A. I really do think the main attraction is the beer-tasting. The side benefit is getting people down to Lock Nine and to see the river. In most sections of town, the river is not very accessible or very visible; this gets people down to look at the potential recreational, economic, and environmental aspects of the river. And the setting is beautiful!
Q. Why have craft beers become so popular in recent years?
A. I think people want to have more of a selection and more flavor. Thirty years ago, there were probably 85 breweries in the country; now there are over 100 just in ohio. The trajectory for craft beer has just taken off. Just like wine has different varieties, you can get a variety of different tastes in beer.
Q. What are some of the beers types that will be offered at DTRDAB?
A. There will be a lot of wheat beers, as well as bourbon barrel beers, and lighter fruit beers for the summer, Belgian-style beers … a whole variety of stuff and people can try things they wouldn’t normally get a chance to try.

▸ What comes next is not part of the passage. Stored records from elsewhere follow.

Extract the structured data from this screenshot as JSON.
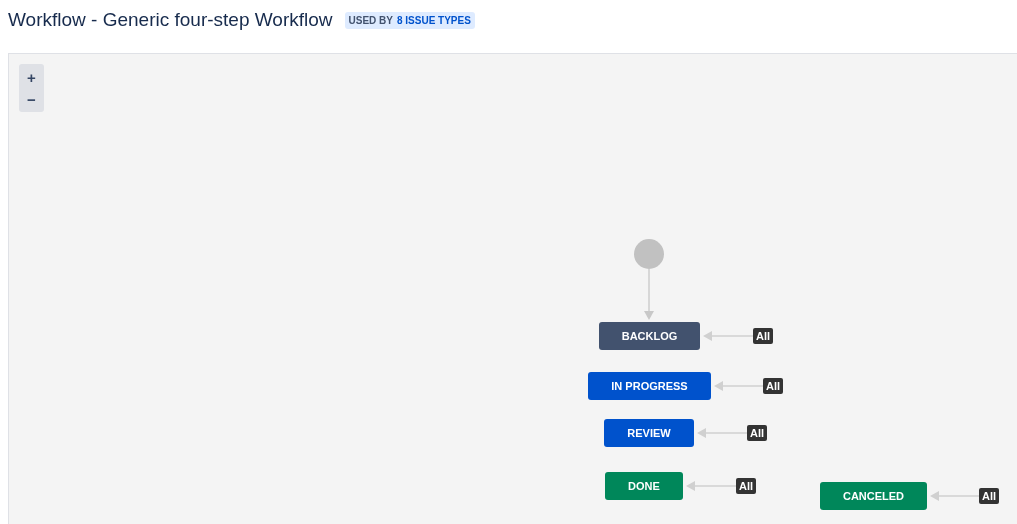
{
  "title": "Workflow - Generic four-step Workflow",
  "usage": {
    "prefix": "USED BY",
    "link": "8 ISSUE TYPES"
  },
  "zoom_controls": [
    "+",
    "−"
  ],
  "statuses": [
    {
      "label": "BACKLOG",
      "color": "#42526e",
      "global_transition": "All"
    },
    {
      "label": "IN PROGRESS",
      "color": "#0052cc",
      "global_transition": "All"
    },
    {
      "label": "REVIEW",
      "color": "#0052cc",
      "global_transition": "All"
    },
    {
      "label": "DONE",
      "color": "#00875a",
      "global_transition": "All"
    },
    {
      "label": "CANCELED",
      "color": "#00875a",
      "global_transition": "All"
    }
  ]
}
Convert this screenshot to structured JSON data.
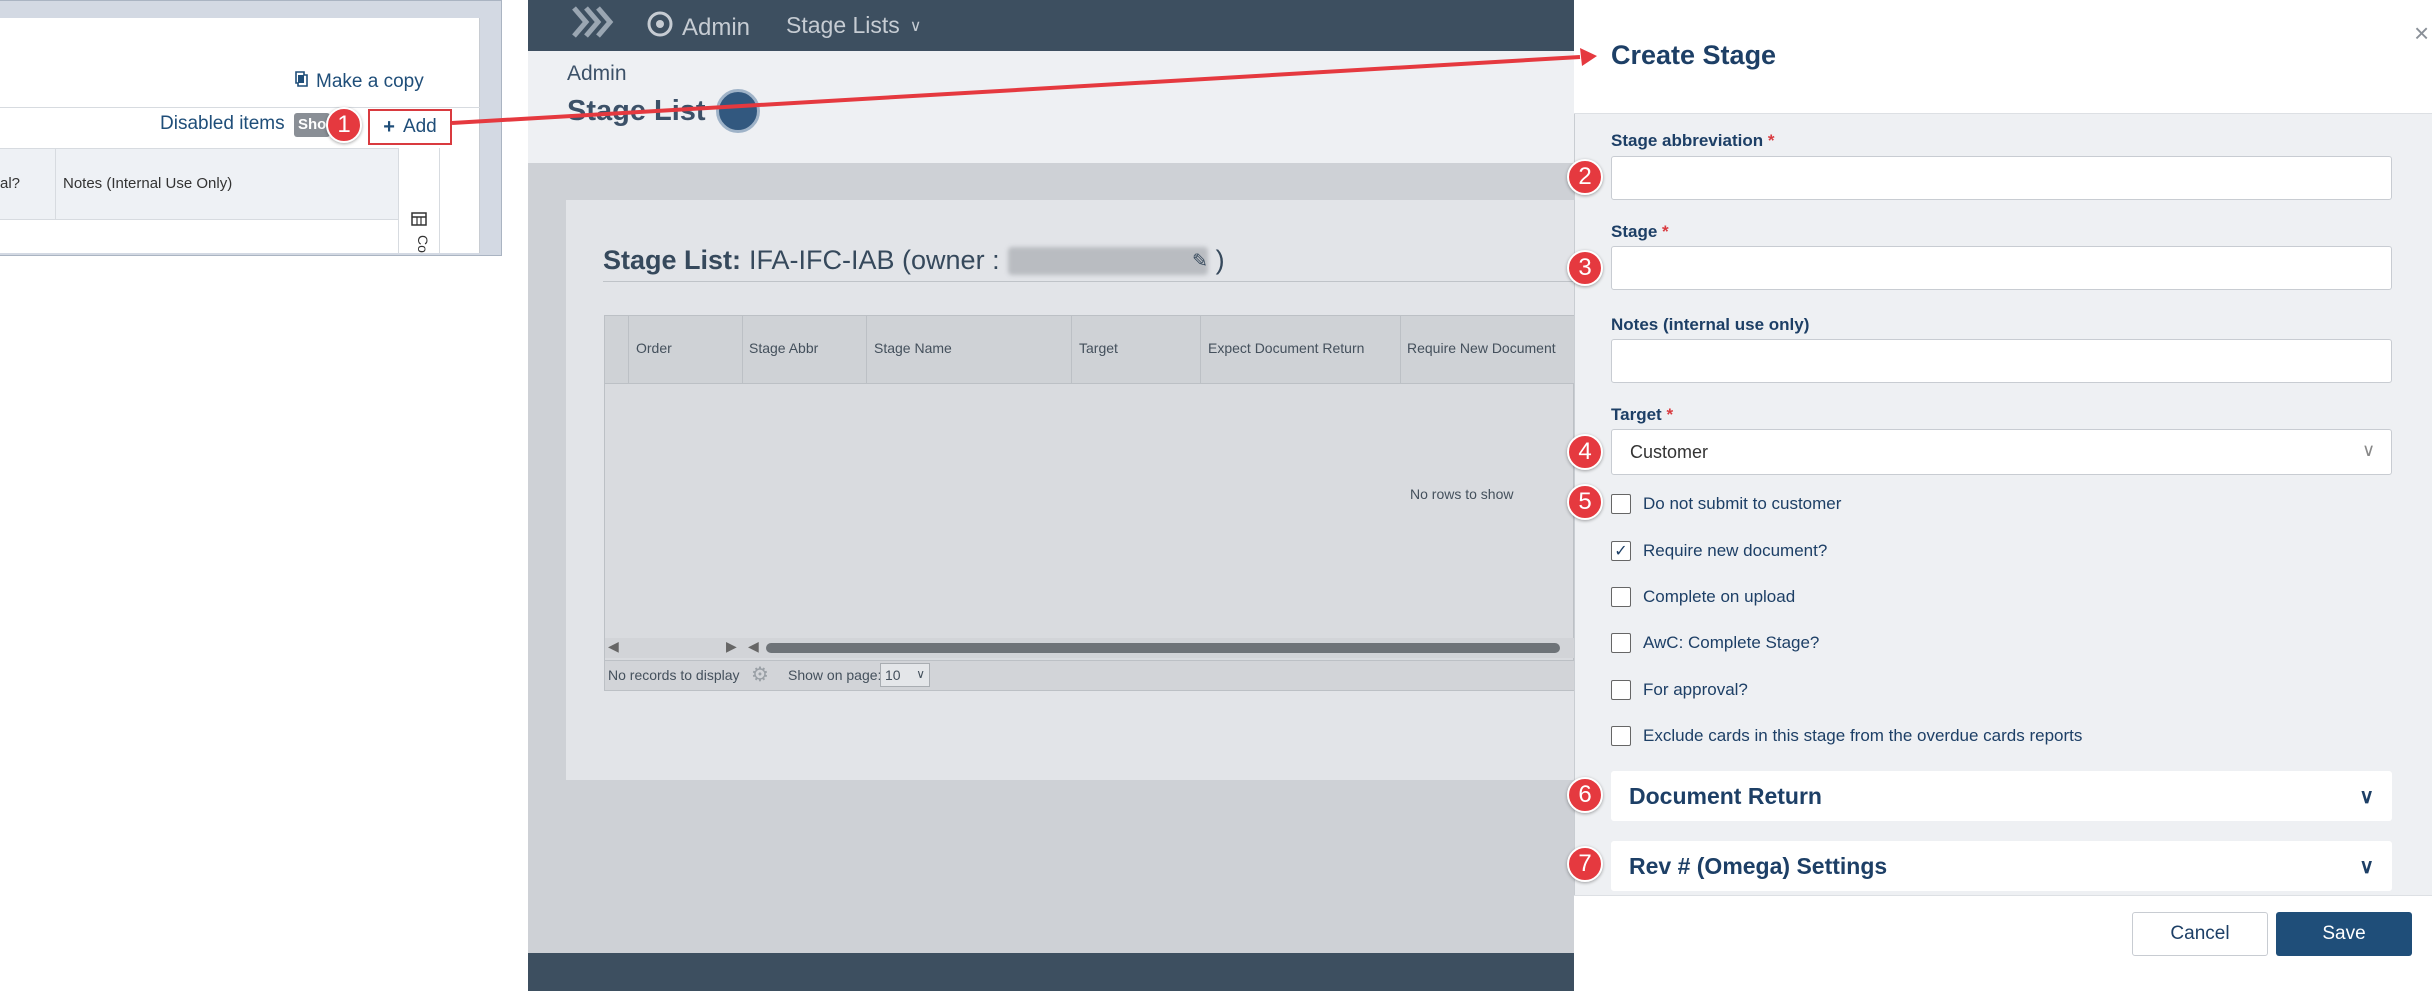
{
  "inset": {
    "make_copy_label": "Make a copy",
    "disabled_items_label": "Disabled items",
    "show_chip_label": "Show",
    "add_label": "Add",
    "col_a": "al?",
    "col_b": "Notes (Internal Use Only)",
    "col_letter": "Co"
  },
  "callouts": [
    "1",
    "2",
    "3",
    "4",
    "5",
    "6",
    "7"
  ],
  "app": {
    "nav": {
      "admin": "Admin",
      "stage_lists": "Stage Lists"
    },
    "header": {
      "section": "Admin",
      "title": "Stage List"
    },
    "stage_list_prefix": "Stage List:",
    "stage_list_name": "IFA-IFC-IAB (owner :",
    "stage_list_close": ")",
    "grid": {
      "columns": [
        "Order",
        "Stage Abbr",
        "Stage Name",
        "Target",
        "Expect Document Return",
        "Require New Document"
      ],
      "empty_text": "No rows to show",
      "no_records": "No records to display",
      "show_on_page": "Show on page:",
      "page_size": "10"
    }
  },
  "drawer": {
    "title": "Create Stage",
    "fields": {
      "abbr_label": "Stage abbreviation",
      "stage_label": "Stage",
      "notes_label": "Notes (internal use only)",
      "target_label": "Target",
      "target_value": "Customer",
      "required_mark": "*"
    },
    "checkboxes": [
      {
        "label": "Do not submit to customer",
        "checked": false
      },
      {
        "label": "Require new document?",
        "checked": true
      },
      {
        "label": "Complete on upload",
        "checked": false
      },
      {
        "label": "AwC: Complete Stage?",
        "checked": false
      },
      {
        "label": "For approval?",
        "checked": false
      },
      {
        "label": "Exclude cards in this stage from the overdue cards reports",
        "checked": false
      }
    ],
    "sections": [
      "Document Return",
      "Rev # (Omega) Settings"
    ],
    "cancel_label": "Cancel",
    "save_label": "Save"
  },
  "colors": {
    "accent": "#1f4e79",
    "callout": "#e5393f",
    "nav": "#3d4f60"
  }
}
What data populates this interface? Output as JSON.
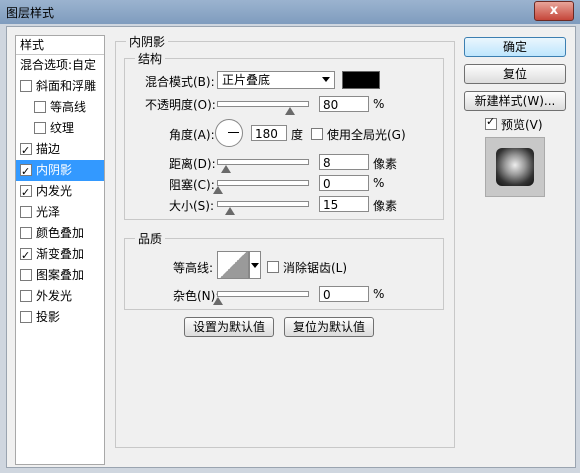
{
  "window": {
    "title": "图层样式",
    "close_glyph": "x"
  },
  "sidebar": {
    "header": "样式",
    "items": [
      {
        "label": "混合选项:自定",
        "checkbox": false,
        "checked": false,
        "sub": false
      },
      {
        "label": "斜面和浮雕",
        "checkbox": true,
        "checked": false,
        "sub": false
      },
      {
        "label": "等高线",
        "checkbox": true,
        "checked": false,
        "sub": true
      },
      {
        "label": "纹理",
        "checkbox": true,
        "checked": false,
        "sub": true
      },
      {
        "label": "描边",
        "checkbox": true,
        "checked": true,
        "sub": false
      },
      {
        "label": "内阴影",
        "checkbox": true,
        "checked": true,
        "sub": false,
        "selected": true
      },
      {
        "label": "内发光",
        "checkbox": true,
        "checked": true,
        "sub": false
      },
      {
        "label": "光泽",
        "checkbox": true,
        "checked": false,
        "sub": false
      },
      {
        "label": "颜色叠加",
        "checkbox": true,
        "checked": false,
        "sub": false
      },
      {
        "label": "渐变叠加",
        "checkbox": true,
        "checked": true,
        "sub": false
      },
      {
        "label": "图案叠加",
        "checkbox": true,
        "checked": false,
        "sub": false
      },
      {
        "label": "外发光",
        "checkbox": true,
        "checked": false,
        "sub": false
      },
      {
        "label": "投影",
        "checkbox": true,
        "checked": false,
        "sub": false
      }
    ]
  },
  "inner_shadow": {
    "title": "内阴影",
    "structure": {
      "title": "结构",
      "blend_mode_label": "混合模式(B):",
      "blend_mode_value": "正片叠底",
      "blend_color": "#000000",
      "opacity_label": "不透明度(O):",
      "opacity_value": "80",
      "opacity_unit": "%",
      "angle_label": "角度(A):",
      "angle_value": "180",
      "angle_unit": "度",
      "global_light_label": "使用全局光(G)",
      "distance_label": "距离(D):",
      "distance_value": "8",
      "distance_unit": "像素",
      "choke_label": "阻塞(C):",
      "choke_value": "0",
      "choke_unit": "%",
      "size_label": "大小(S):",
      "size_value": "15",
      "size_unit": "像素"
    },
    "quality": {
      "title": "品质",
      "contour_label": "等高线:",
      "antialias_label": "消除锯齿(L)",
      "noise_label": "杂色(N):",
      "noise_value": "0",
      "noise_unit": "%"
    },
    "set_default": "设置为默认值",
    "reset_default": "复位为默认值"
  },
  "buttons": {
    "ok": "确定",
    "reset": "复位",
    "new_style": "新建样式(W)...",
    "preview_label": "预览(V)"
  }
}
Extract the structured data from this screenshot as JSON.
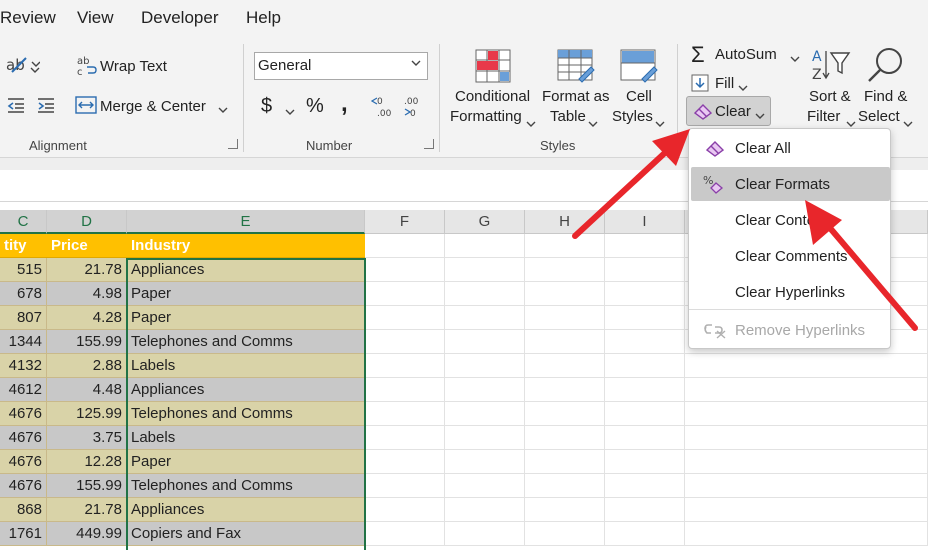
{
  "menu": [
    "Review",
    "View",
    "Developer",
    "Help"
  ],
  "ribbon": {
    "alignment": {
      "wrap_text": "Wrap Text",
      "merge_center": "Merge & Center",
      "label": "Alignment"
    },
    "number": {
      "format_value": "General",
      "currency": "$",
      "percent": "%",
      "comma": ",",
      "label": "Number"
    },
    "styles": {
      "conditional_formatting": [
        "Conditional",
        "Formatting"
      ],
      "format_as_table": [
        "Format as",
        "Table"
      ],
      "cell_styles": [
        "Cell",
        "Styles"
      ],
      "label": "Styles"
    },
    "editing": {
      "autosum": "AutoSum",
      "fill": "Fill",
      "clear": "Clear",
      "sort_filter": [
        "Sort &",
        "Filter"
      ],
      "find_select": [
        "Find &",
        "Select"
      ]
    }
  },
  "clear_menu": {
    "items": [
      {
        "label": "Clear All",
        "icon": "eraser-icon",
        "state": "normal"
      },
      {
        "label": "Clear Formats",
        "icon": "clear-formats-icon",
        "state": "highlighted"
      },
      {
        "label": "Clear Contents",
        "icon": "",
        "state": "normal"
      },
      {
        "label": "Clear Comments",
        "icon": "",
        "state": "normal"
      },
      {
        "label": "Clear Hyperlinks",
        "icon": "",
        "state": "normal"
      },
      {
        "label": "Remove Hyperlinks",
        "icon": "unlink-icon",
        "state": "disabled"
      }
    ]
  },
  "sheet": {
    "columns": [
      "C",
      "D",
      "E",
      "F",
      "G",
      "H",
      "I"
    ],
    "header_row": {
      "c": "tity",
      "d": "Price",
      "e": "Industry"
    },
    "rows": [
      {
        "c": "515",
        "d": "21.78",
        "e": "Appliances"
      },
      {
        "c": "678",
        "d": "4.98",
        "e": "Paper"
      },
      {
        "c": "807",
        "d": "4.28",
        "e": "Paper"
      },
      {
        "c": "1344",
        "d": "155.99",
        "e": "Telephones and Comms"
      },
      {
        "c": "4132",
        "d": "2.88",
        "e": "Labels"
      },
      {
        "c": "4612",
        "d": "4.48",
        "e": "Appliances"
      },
      {
        "c": "4676",
        "d": "125.99",
        "e": "Telephones and Comms"
      },
      {
        "c": "4676",
        "d": "3.75",
        "e": "Labels"
      },
      {
        "c": "4676",
        "d": "12.28",
        "e": "Paper"
      },
      {
        "c": "4676",
        "d": "155.99",
        "e": "Telephones and Comms"
      },
      {
        "c": "868",
        "d": "21.78",
        "e": "Appliances"
      },
      {
        "c": "1761",
        "d": "449.99",
        "e": "Copiers and Fax"
      }
    ]
  },
  "colors": {
    "accent_green": "#217346",
    "header_orange": "#ffc000",
    "band_tan": "#d9d3a8",
    "band_gray": "#c8c8c8",
    "arrow_red": "#e8262b"
  }
}
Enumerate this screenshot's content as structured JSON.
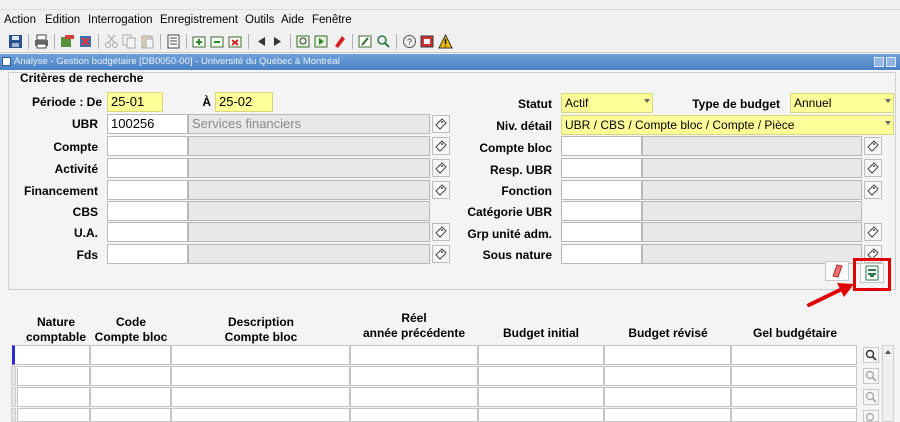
{
  "menu": [
    {
      "id": "action",
      "label": "Action"
    },
    {
      "id": "edition",
      "label": "Edition"
    },
    {
      "id": "interrogation",
      "label": "Interrogation"
    },
    {
      "id": "enregistrement",
      "label": "Enregistrement"
    },
    {
      "id": "outils",
      "label": "Outils"
    },
    {
      "id": "aide",
      "label": "Aide"
    },
    {
      "id": "fenetre",
      "label": "Fenêtre"
    }
  ],
  "toolbar_icons": [
    "save-icon",
    "print-icon",
    "open-icon",
    "close-form-icon",
    "cut-icon",
    "copy-icon",
    "paste-icon",
    "clear-icon",
    "insert-record-icon",
    "clear-record-icon",
    "delete-record-icon",
    "previous-icon",
    "next-icon",
    "enter-query-icon",
    "execute-query-icon",
    "cancel-query-icon",
    "edit-icon",
    "list-of-values-icon",
    "help-icon",
    "attachment-icon",
    "warning-icon"
  ],
  "window": {
    "title": "Analyse - Gestion budgétaire [DB0050-00] - Université du Québec à Montréal"
  },
  "criteria": {
    "title": "Critères de recherche",
    "periode_label": "Période : De",
    "periode_de": "25-01",
    "a_label": "À",
    "periode_a": "25-02",
    "ubr_label": "UBR",
    "ubr_value": "100256",
    "ubr_desc": "Services financiers",
    "compte_label": "Compte",
    "activite_label": "Activité",
    "financement_label": "Financement",
    "cbs_label": "CBS",
    "ua_label": "U.A.",
    "fds_label": "Fds",
    "statut_label": "Statut",
    "statut_value": "Actif",
    "type_budget_label": "Type de budget",
    "type_budget_value": "Annuel",
    "niv_detail_label": "Niv. détail",
    "niv_detail_value": "UBR / CBS / Compte bloc / Compte / Pièce",
    "compte_bloc_label": "Compte bloc",
    "resp_ubr_label": "Resp. UBR",
    "fonction_label": "Fonction",
    "categorie_ubr_label": "Catégorie UBR",
    "grp_unite_label": "Grp unité adm.",
    "sous_nature_label": "Sous nature"
  },
  "results": {
    "columns": [
      {
        "line1": "Nature",
        "line2": "comptable"
      },
      {
        "line1": "Code",
        "line2": "Compte bloc"
      },
      {
        "line1": "Description",
        "line2": "Compte bloc"
      },
      {
        "line1": "Réel",
        "line2": "année précédente"
      },
      {
        "line1": "",
        "line2": "Budget initial"
      },
      {
        "line1": "",
        "line2": "Budget révisé"
      },
      {
        "line1": "",
        "line2": "Gel budgétaire"
      }
    ],
    "row_count": 4
  },
  "colors": {
    "required_field": "#ffff99",
    "title_bar": "#4b82c6",
    "highlight": "#e00000"
  }
}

Q. What food vendors will be represented?
A. Mulligan’s Pub will be there and Cold Stone Creamery is bringing up a truck. Maybe we’ll take a small serving of ice cream and make beer floats! Ice cream goes really well with stouts and porters, and with a couple of the fruit beers, like raspberry and peach … with wheat beers, you can do a vanilla float.
Q. Where do the proceeds from the event go?
A. The proceeds are going toward establishing a river steward program in conjunction with Edison (State Community College) to get students out on the water to make sure it’s in good shape ecologically and environmentally.
Q. What’s the importance of a river steward program?
A. Historically, the river was something we feared because it flooded and created problems. But there are a lot of recreational opportunities. If you look at the demographics, young people like communities that are active, and the waterway and bike trail have those opportunities for getting out and about.
Reach Belinda M. Paschal at (937) 451-3341.